Then we have Google and Facebook – both companies are dependent on advertising revenue, have benefited enormously from the measurability of online marketing, and have been slightly blindsided by Apple’s speed and boldness in privacy. Both companies are investing heavily in new technology which aims to balance user privacy interests with the need to provide advertisers with solutions to serve relevant ads and measure their effectiveness.
From privacy-preserving measurement and multiparty computation at Facebook to Federated Learning of Cohorts (FLoC), TURTLEDOVE, and Privacy Sandbox at Google – who are leveraging their position as a dominant player in the browser market to shape the conversation – we are entering a new era of technology that is yet to be proven either to advertisers, to internet users, or to regulators.
At Precis, we have always put transparency front and centre. As our industry has responded to the privacy revolution with the increased use of models and algorithms, full transparency still feels out of reach for advertisers. We hope that the privacy resolution results in an increase in openness and collaboration as our industry seeks to adopt new standards that work for everyone.
What about internet users?

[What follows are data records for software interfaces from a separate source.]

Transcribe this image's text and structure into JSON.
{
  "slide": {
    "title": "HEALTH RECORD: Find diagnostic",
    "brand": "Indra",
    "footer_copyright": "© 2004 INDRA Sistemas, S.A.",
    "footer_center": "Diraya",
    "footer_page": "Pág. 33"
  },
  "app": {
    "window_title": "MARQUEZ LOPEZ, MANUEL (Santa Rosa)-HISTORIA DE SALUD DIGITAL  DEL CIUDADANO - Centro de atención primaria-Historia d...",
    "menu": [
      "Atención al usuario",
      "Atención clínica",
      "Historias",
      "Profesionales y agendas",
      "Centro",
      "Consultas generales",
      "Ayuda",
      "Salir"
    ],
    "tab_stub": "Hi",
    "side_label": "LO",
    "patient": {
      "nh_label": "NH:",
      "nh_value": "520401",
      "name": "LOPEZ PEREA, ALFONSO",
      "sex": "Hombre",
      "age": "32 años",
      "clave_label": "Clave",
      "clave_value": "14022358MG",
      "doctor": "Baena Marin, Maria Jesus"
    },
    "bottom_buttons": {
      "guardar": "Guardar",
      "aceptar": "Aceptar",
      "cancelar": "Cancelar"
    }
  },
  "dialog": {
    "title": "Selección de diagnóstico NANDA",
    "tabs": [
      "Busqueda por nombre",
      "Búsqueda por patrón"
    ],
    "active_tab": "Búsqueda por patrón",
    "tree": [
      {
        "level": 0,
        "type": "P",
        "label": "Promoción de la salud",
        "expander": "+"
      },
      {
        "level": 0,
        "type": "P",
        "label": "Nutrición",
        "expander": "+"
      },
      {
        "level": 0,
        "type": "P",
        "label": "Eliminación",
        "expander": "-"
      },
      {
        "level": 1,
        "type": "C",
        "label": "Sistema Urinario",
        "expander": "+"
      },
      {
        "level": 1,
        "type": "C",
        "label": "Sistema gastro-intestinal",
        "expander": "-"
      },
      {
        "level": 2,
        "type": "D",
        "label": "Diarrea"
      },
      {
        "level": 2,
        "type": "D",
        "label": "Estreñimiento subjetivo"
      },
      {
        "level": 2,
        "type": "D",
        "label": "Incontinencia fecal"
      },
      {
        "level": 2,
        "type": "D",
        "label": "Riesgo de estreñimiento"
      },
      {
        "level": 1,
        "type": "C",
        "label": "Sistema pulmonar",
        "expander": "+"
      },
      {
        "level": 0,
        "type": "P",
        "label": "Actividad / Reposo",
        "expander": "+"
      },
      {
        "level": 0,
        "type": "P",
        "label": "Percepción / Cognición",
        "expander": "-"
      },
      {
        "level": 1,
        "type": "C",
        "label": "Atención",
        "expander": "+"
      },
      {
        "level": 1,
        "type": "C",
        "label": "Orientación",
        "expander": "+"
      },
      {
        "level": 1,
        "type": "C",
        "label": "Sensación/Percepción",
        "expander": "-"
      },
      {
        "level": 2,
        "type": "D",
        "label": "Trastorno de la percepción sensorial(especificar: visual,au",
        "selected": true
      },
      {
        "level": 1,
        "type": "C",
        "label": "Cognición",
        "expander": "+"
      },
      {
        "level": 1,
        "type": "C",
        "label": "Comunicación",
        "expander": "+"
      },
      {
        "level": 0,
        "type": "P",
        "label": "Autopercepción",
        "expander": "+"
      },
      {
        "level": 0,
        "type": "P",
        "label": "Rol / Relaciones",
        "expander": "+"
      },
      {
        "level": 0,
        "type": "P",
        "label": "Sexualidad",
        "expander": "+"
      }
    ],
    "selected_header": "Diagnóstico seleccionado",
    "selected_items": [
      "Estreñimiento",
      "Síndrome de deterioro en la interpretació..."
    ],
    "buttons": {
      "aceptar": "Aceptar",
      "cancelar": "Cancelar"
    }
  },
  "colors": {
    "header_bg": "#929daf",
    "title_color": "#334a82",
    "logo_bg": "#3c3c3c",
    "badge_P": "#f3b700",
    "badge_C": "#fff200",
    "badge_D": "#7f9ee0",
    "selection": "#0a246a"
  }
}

At the heart of the privacy debate is a deal that has existed since the early days of the internet but that most people never fully understood or agreed to. That is that the largely free internet is powered by advertising dollars. Many of us have benefited immeasurably from free access to products that 20 years ago we would never even have dreamed of like Google Maps, YouTube, or Instagram. Today, most of us couldn’t imagine going a day without them.
The interests of internet users are also conflicted. Let’s take personalisation for example. We have all heard examples of cases where someone found a personalised advert creepy. On the other hand, as a good friend once told me, open up YouTube in an incognito window (i.e. no personalisation) for the average person and their first reaction is likely to be “What the heck is this? Take me back to my YouTube!”.
Google’s commitment to avoid the development of alternative individualised identifiers is a good start, as is their commitment to offering more controls. But what will the real-life effects of new technology that will replace third-party cookies such as FLoC, TURTLEDOVE, and privacy-preserving AI be for internet users?
At its core, Google’s proposal is to move a lot of the decision-making around online advertising outside of ad-servers, ad-networks, and advertisers, and into user’s browsers. At Precis, we believe that the wave of innovation currently happening will change our industry for the better, but the technology alone is not enough; no matter how effective it is. It is also necessary for Google to convince consumers and regulators that the trade-off of some personal data, with better controls, in exchange for open access to platforms is one worth making.
For too long, the focus has been maximising data and measurability, and not on user experience. We can only succeed if we win and keep the trust of users. Our message to advertisers is that you have a pivotal role to play in earning this trust with your customers and doing your part to demonstrate that data-driven advertising can be a great experience when privacy is at its heart. The next generation of brands will be based on trust. Much like great advertising, we need to make privacy a two-way conversation.